Mr. Mack, for example, said he didn’t get his McCain yard signs until Oct. 10. In the meantime, he said, Obama volunteers had blanketed the town with “Obama ‘08” posters and bumper stickers.

Voters in downtown Silver City trend Democratic, while those outside town tend to be more Republican. “The problem is, Obama’s been campaigning here for a year, and it’s tough to compete with that,” Mr. Mack said.

The Obama campaign is also putting out the call to volunteers in neighboring states. Those in Arizona, Mr. McCain’s home state, are being told to come to New Mexico, while those in California, where Mr. Obama is expected to win handily, have been urged to spend their weekends helping the campaign in up-for-grabs Nevada.

“These people from Arizona are coming over from Phoenix because they feel their vote doesn’t count much over there as it does here because we’re a swing state,” said Gayle Simmons, a New Mexican Obama volunteer.

Janet Bunchman of Chandler, Ariz., and Janet Gonzales of Phoenix both said they drove to Mr. Obama’s Silver City office Friday night to help with the weekend door-to-door effort.

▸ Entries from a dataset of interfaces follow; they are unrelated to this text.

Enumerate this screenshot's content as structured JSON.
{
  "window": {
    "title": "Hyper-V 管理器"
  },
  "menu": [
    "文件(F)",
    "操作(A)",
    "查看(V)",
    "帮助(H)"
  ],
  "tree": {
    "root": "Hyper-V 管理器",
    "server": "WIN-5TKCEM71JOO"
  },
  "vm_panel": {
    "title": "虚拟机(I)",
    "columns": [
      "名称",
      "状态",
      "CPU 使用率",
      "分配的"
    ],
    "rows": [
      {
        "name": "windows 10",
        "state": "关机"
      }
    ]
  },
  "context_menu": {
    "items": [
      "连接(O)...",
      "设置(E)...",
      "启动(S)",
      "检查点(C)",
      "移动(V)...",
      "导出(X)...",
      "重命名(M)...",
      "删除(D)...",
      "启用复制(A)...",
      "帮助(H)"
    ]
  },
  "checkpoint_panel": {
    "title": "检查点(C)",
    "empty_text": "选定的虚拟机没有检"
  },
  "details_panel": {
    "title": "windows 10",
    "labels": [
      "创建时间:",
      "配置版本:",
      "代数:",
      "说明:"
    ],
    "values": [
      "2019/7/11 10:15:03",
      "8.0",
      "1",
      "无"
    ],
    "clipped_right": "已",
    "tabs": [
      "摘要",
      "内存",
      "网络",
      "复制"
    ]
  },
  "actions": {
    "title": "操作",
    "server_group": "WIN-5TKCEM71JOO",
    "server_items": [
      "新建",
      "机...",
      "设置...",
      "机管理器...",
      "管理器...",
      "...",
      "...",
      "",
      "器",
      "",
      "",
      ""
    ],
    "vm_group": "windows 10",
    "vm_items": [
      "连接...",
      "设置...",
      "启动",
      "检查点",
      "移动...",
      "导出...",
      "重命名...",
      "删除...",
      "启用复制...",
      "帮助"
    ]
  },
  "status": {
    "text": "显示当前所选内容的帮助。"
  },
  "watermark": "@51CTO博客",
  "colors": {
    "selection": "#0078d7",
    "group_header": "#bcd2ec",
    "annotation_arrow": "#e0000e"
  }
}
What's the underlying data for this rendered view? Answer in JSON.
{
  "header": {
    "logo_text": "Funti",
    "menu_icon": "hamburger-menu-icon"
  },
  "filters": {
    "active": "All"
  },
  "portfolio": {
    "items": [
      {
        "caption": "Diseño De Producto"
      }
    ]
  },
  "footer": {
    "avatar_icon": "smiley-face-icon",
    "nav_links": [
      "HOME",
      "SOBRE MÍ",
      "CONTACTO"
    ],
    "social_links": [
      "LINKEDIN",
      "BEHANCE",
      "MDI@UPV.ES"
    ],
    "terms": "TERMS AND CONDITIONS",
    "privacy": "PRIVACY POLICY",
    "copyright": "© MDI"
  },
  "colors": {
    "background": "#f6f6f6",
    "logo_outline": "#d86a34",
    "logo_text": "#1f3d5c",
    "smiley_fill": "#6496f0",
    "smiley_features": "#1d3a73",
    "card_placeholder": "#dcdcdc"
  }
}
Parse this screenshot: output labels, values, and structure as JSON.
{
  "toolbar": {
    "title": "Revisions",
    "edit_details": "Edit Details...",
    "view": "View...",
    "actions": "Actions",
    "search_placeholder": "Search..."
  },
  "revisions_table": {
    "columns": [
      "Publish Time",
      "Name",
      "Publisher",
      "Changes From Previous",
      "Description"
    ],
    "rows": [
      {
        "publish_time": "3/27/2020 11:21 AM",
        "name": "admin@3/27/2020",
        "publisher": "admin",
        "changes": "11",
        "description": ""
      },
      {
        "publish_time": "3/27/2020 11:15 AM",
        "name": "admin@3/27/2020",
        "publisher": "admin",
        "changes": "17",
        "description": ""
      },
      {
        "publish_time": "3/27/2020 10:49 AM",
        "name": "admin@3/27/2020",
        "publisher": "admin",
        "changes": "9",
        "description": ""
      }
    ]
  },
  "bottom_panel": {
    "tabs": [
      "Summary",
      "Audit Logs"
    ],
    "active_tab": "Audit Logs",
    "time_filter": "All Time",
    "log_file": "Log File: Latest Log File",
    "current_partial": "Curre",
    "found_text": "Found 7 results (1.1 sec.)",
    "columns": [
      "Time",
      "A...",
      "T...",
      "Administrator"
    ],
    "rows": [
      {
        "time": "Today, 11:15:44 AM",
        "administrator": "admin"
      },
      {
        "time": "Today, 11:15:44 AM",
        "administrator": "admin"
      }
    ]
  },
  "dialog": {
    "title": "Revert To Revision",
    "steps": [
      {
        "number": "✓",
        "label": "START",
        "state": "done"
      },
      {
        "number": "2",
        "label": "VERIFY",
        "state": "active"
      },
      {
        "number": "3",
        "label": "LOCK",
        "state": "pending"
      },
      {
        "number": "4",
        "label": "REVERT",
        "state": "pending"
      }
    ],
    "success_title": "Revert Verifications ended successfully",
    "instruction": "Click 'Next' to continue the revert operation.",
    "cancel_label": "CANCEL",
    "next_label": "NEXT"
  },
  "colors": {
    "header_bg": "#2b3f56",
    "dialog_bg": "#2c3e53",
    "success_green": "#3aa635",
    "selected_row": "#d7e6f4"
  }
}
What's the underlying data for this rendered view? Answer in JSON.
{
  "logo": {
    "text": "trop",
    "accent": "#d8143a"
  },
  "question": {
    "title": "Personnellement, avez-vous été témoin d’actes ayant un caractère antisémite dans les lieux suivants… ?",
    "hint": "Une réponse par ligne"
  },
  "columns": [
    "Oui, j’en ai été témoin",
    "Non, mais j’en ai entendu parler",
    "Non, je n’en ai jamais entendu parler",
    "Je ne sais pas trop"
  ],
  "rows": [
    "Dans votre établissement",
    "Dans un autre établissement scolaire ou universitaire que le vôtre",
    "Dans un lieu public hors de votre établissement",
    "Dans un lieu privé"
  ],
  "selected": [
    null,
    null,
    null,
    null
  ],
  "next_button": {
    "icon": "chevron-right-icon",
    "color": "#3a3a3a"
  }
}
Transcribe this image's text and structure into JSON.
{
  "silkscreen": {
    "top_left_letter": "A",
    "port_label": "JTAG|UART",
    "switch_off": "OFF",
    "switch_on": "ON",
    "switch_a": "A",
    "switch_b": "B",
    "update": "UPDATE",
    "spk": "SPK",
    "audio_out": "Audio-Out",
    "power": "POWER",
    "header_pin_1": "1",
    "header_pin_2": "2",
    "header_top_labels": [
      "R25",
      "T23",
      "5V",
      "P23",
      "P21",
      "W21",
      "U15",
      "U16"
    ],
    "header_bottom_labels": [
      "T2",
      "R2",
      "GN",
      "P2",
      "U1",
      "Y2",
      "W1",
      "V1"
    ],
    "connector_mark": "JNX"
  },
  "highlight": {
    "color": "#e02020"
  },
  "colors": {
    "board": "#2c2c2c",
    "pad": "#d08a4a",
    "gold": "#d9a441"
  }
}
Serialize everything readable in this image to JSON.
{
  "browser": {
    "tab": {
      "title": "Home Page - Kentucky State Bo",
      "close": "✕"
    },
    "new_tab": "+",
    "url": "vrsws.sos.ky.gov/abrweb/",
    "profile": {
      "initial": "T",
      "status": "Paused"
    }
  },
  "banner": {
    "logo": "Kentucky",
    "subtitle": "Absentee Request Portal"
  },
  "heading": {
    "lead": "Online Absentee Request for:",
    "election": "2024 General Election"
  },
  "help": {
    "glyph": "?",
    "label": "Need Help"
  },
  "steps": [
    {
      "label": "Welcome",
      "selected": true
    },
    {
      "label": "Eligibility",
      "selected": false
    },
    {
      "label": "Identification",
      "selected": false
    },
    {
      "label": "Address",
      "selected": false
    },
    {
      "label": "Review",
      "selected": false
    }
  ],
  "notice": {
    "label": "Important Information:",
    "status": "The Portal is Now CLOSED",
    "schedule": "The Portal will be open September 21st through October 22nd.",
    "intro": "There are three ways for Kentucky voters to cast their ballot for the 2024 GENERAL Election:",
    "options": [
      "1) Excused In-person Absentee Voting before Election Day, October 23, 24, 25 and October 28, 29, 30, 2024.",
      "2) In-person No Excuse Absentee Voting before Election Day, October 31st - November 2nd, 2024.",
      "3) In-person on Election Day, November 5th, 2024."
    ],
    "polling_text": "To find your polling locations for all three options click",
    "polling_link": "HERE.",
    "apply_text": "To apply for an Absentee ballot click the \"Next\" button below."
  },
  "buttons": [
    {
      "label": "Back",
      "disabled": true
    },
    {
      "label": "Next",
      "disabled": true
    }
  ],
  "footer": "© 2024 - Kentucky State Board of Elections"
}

Their dedication paled in comparison to that of Mia Hanson, who flew in the previous day from Denmark.

Why? “Obama is a really big thing in Europe as well,” said Miss Hanson, a student. “We’ve got to get Obama elected.”